● EXERCISE REQUIREMENTS: Scan the following data for lines with "Focus" and state how many there are, as a number only.

● Web page and app entries:
────────────────────

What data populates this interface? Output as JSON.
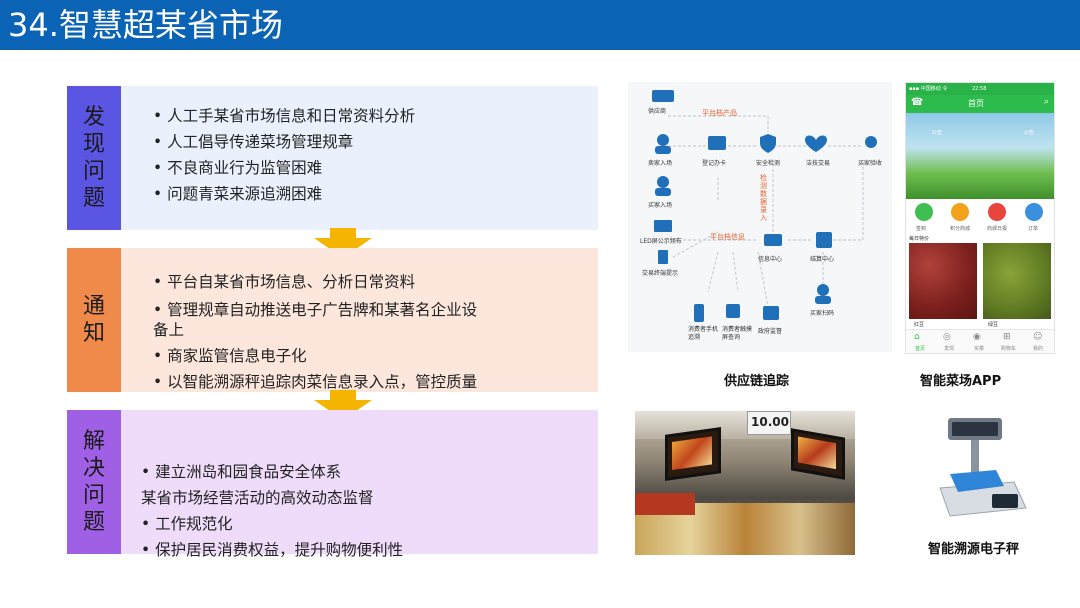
{
  "slide": {
    "title": "34.智慧超某省市场"
  },
  "sections": [
    {
      "tag": "发现问题",
      "items": [
        "• 人工手某省市场信息和日常资料分析",
        "• 人工倡导传递菜场管理规章",
        "• 不良商业行为监管困难",
        "• 问题青菜来源追溯困难"
      ]
    },
    {
      "tag": "通知",
      "items": [
        "• 平台自某省市场信息、分析日常资料",
        "• 管理规章自动推送电子广告牌和某著名企业设",
        "备上",
        "• 商家监管信息电子化",
        "• 以智能溯源秤追踪肉菜信息录入点，管控质量"
      ]
    },
    {
      "tag": "解决问题",
      "items": [
        "• 建立洲岛和园食品安全体系",
        "某省市场经营活动的高效动态监督",
        "• 工作规范化",
        "• 保护居民消费权益，提升购物便利性"
      ]
    }
  ],
  "diagram": {
    "top_label": "平台档产品",
    "mid_label": "平台档信息",
    "vert_label": "检测数据录入",
    "nodes": [
      "供应商",
      "卖家入场",
      "登记办卡",
      "安全检测",
      "洁技交易",
      "买家验收",
      "买家入场",
      "LED屏公示频布",
      "交易终端提示",
      "信息中心",
      "结算中心",
      "买家扫码",
      "消费者手机追溯",
      "消费者触摸屏查询",
      "政府监督"
    ]
  },
  "app": {
    "status_left": "▪▪▪ 中国移动 令",
    "status_time": "22:58",
    "nav_title": "首页",
    "banner_left": "公告",
    "banner_right": "公告",
    "icons": [
      "签到",
      "积分商城",
      "商城日报",
      "订单"
    ],
    "section_header": "每日特价",
    "product1": "红豆",
    "product2": "绿豆",
    "tabbar": [
      "首页",
      "发现",
      "买菜",
      "购物车",
      "我的"
    ]
  },
  "captions": {
    "supply": "供应链追踪",
    "app": "智能菜场APP",
    "scale": "智能溯源电子秤"
  },
  "supermarket": {
    "price_sign": "10.00"
  },
  "colors": {
    "title_bar": "#0a63b4",
    "section1": "#5a55e3",
    "section2": "#f08a4b",
    "section3": "#a060e6",
    "arrow": "#f5b400",
    "app_green": "#2cbb4c"
  }
}
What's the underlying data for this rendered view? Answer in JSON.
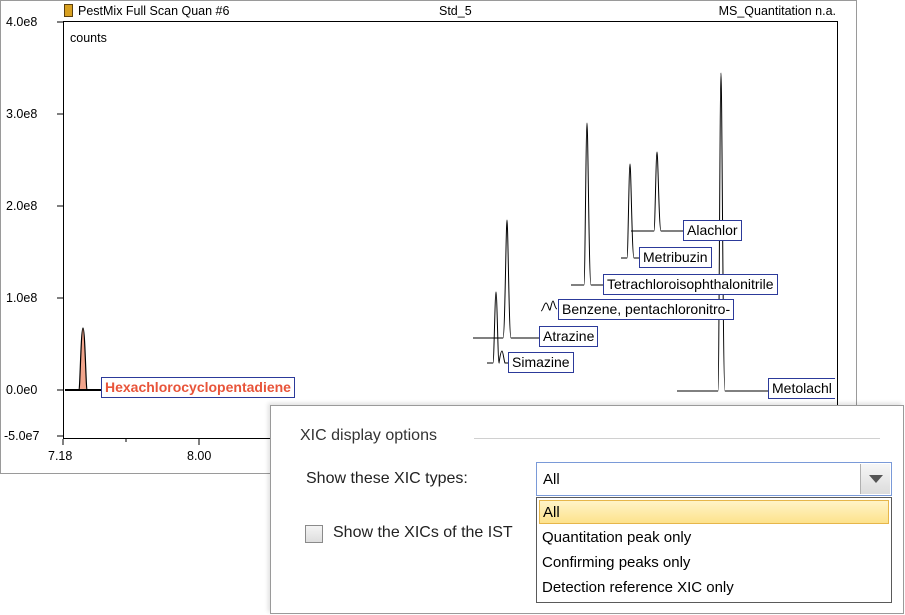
{
  "window": {
    "title_left": "PestMix Full Scan Quan #6",
    "title_center": "Std_5",
    "title_right": "MS_Quantitation n.a."
  },
  "plot": {
    "y_unit_label": "counts",
    "y_ticks": [
      "4.0e8",
      "3.0e8",
      "2.0e8",
      "1.0e8",
      "0.0e0",
      "-5.0e7"
    ],
    "x_ticks": [
      "7.18",
      "8.00"
    ],
    "peaks": [
      {
        "label": "Hexachlorocyclopentadiene",
        "highlighted": true
      },
      {
        "label": "Alachlor",
        "highlighted": false
      },
      {
        "label": "Metribuzin",
        "highlighted": false
      },
      {
        "label": "Tetrachloroisophthalonitrile",
        "highlighted": false
      },
      {
        "label": "Benzene, pentachloronitro-",
        "highlighted": false
      },
      {
        "label": "Atrazine",
        "highlighted": false
      },
      {
        "label": "Simazine",
        "highlighted": false
      },
      {
        "label": "Metolachl",
        "highlighted": false
      }
    ],
    "highlight_color": "#e8543a"
  },
  "options": {
    "group_title": "XIC display options",
    "types_label": "Show these XIC types:",
    "selected_value": "All",
    "dropdown_options": [
      "All",
      "Quantitation peak only",
      "Confirming peaks only",
      "Detection reference XIC only"
    ],
    "ist_label": "Show the XICs of the IST"
  }
}
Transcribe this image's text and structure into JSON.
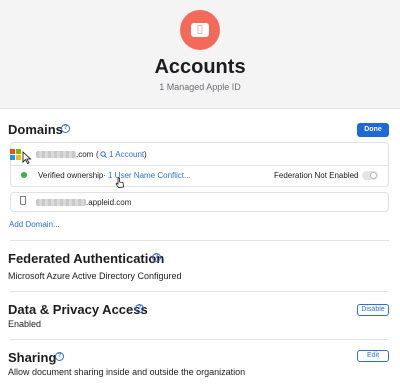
{
  "header": {
    "title": "Accounts",
    "subtitle": "1 Managed Apple ID",
    "icon": "apple-id-card-icon"
  },
  "domains": {
    "title": "Domains",
    "done_label": "Done",
    "domain1": {
      "suffix": ".com",
      "accounts_link": "1 Account",
      "accounts_open": "(",
      "accounts_close": ")",
      "verified": "Verified ownership",
      "separator": "·",
      "conflict_link": "1 User Name Conflict...",
      "federation_status": "Federation Not Enabled"
    },
    "domain2": {
      "suffix": ".appleid.com"
    },
    "add_domain": "Add Domain..."
  },
  "federated_auth": {
    "title": "Federated Authentication",
    "value": "Microsoft Azure Active Directory Configured"
  },
  "privacy": {
    "title": "Data & Privacy Access",
    "value": "Enabled",
    "button": "Disable"
  },
  "sharing": {
    "title": "Sharing",
    "value": "Allow document sharing inside and outside the organization",
    "button": "Edit"
  },
  "colors": {
    "accent": "#2f6fd6",
    "app_icon": "#f46a5a",
    "verified_dot": "#35b24a"
  }
}
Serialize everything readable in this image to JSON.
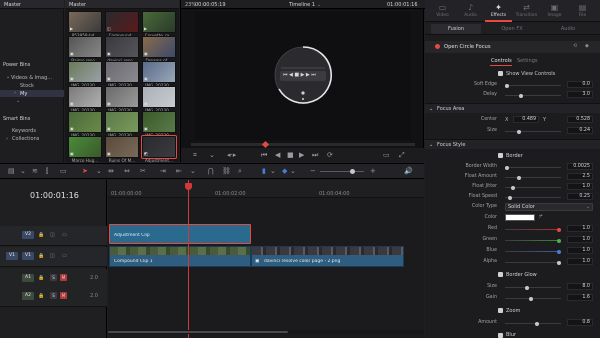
{
  "colors": {
    "accent": "#e24a43",
    "adjustment_clip": "#2b6a8f",
    "video_clip": "#2e5d80",
    "playhead": "#d0383a"
  },
  "bins": {
    "master_label": "Master",
    "power_bins_title": "Power Bins",
    "power_items": [
      "Videos & Imag...",
      "Stock",
      "My"
    ],
    "smart_bins_title": "Smart Bins",
    "smart_items": [
      "Keywords",
      "Collections"
    ]
  },
  "pool": {
    "header": "Master",
    "clips": [
      {
        "name": "853958-hd...",
        "icon": "video-icon"
      },
      {
        "name": "Compound...",
        "icon": "compound-icon"
      },
      {
        "name": "Corvette_ra...",
        "icon": "video-icon"
      },
      {
        "name": "Baimo reso...",
        "icon": "image-icon"
      },
      {
        "name": "davinci reso...",
        "icon": "image-icon"
      },
      {
        "name": "Dreams of ...",
        "icon": "image-icon"
      },
      {
        "name": "IMG_20230...",
        "icon": "image-icon"
      },
      {
        "name": "IMG_20230...",
        "icon": "image-icon"
      },
      {
        "name": "IMG_20230...",
        "icon": "image-icon"
      },
      {
        "name": "IMG_20230...",
        "icon": "image-icon"
      },
      {
        "name": "IMG_20230...",
        "icon": "image-icon"
      },
      {
        "name": "IMG_20230...",
        "icon": "image-icon"
      },
      {
        "name": "IMG_20230...",
        "icon": "image-icon"
      },
      {
        "name": "IMG_20230...",
        "icon": "image-icon"
      },
      {
        "name": "IMG_20230...",
        "icon": "image-icon"
      },
      {
        "name": "Marco Hug...",
        "icon": "image-icon"
      },
      {
        "name": "Ruins Of M...",
        "icon": "image-icon"
      },
      {
        "name": "Adjustment...",
        "icon": "adjustment-icon"
      }
    ]
  },
  "viewer": {
    "zoom": "23%",
    "tc_left": "00:00:05:19",
    "timeline_name": "Timeline 1",
    "tc_right": "01:00:01:16"
  },
  "inspector": {
    "tabs": [
      {
        "label": "Video",
        "icon": "▭"
      },
      {
        "label": "Audio",
        "icon": "♪"
      },
      {
        "label": "Effects",
        "icon": "✦"
      },
      {
        "label": "Transition",
        "icon": "⇄"
      },
      {
        "label": "Image",
        "icon": "▣"
      },
      {
        "label": "File",
        "icon": "▤"
      }
    ],
    "subtabs": [
      "Fusion",
      "Open FX",
      "Audio"
    ],
    "effect_name": "Open Circle Focus",
    "ctrl_tabs": [
      "Controls",
      "Settings"
    ],
    "show_view_controls": "Show View Controls",
    "soft_edge_label": "Soft Edge",
    "soft_edge": "0.0",
    "delay_label": "Delay",
    "delay": "3.0",
    "focus_area": "Focus Area",
    "center_label": "Center",
    "center_x_label": "X",
    "center_x": "0.489",
    "center_y_label": "Y",
    "center_y": "0.528",
    "size_label": "Size",
    "size": "0.24",
    "focus_style": "Focus Style",
    "border_label": "Border",
    "border_width_label": "Border Width",
    "border_width": "0.0025",
    "float_amount_label": "Float Amount",
    "float_amount": "2.5",
    "float_jitter_label": "Float Jitter",
    "float_jitter": "1.0",
    "float_speed_label": "Float Speed",
    "float_speed": "0.25",
    "color_type_label": "Color Type",
    "color_type": "Solid Color",
    "color_label": "Color",
    "red_label": "Red",
    "red": "1.0",
    "green_label": "Green",
    "green": "1.0",
    "blue_label": "Blue",
    "blue": "1.0",
    "alpha_label": "Alpha",
    "alpha": "1.0",
    "border_glow_label": "Border Glow",
    "glow_size_label": "Size",
    "glow_size": "8.0",
    "gain_label": "Gain",
    "gain": "1.6",
    "zoom_label": "Zoom",
    "amount_label": "Amount",
    "amount": "0.8",
    "blur_label": "Blur"
  },
  "timeline": {
    "timecode": "01:00:01:16",
    "ruler": [
      "01:00:00:00",
      "01:00:02:00",
      "01:00:04:00"
    ],
    "tracks": [
      {
        "id": "V2",
        "kind": "video"
      },
      {
        "id": "V1",
        "kind": "video"
      },
      {
        "id": "A1",
        "kind": "audio",
        "level": "2.0"
      },
      {
        "id": "A2",
        "kind": "audio",
        "level": "2.0"
      }
    ],
    "clips": {
      "adjustment": "Adjustment Clip",
      "compound": "Compound Clip 1",
      "image": "davinci resolve color page - 2.png"
    }
  }
}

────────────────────

● RESPONSE: 3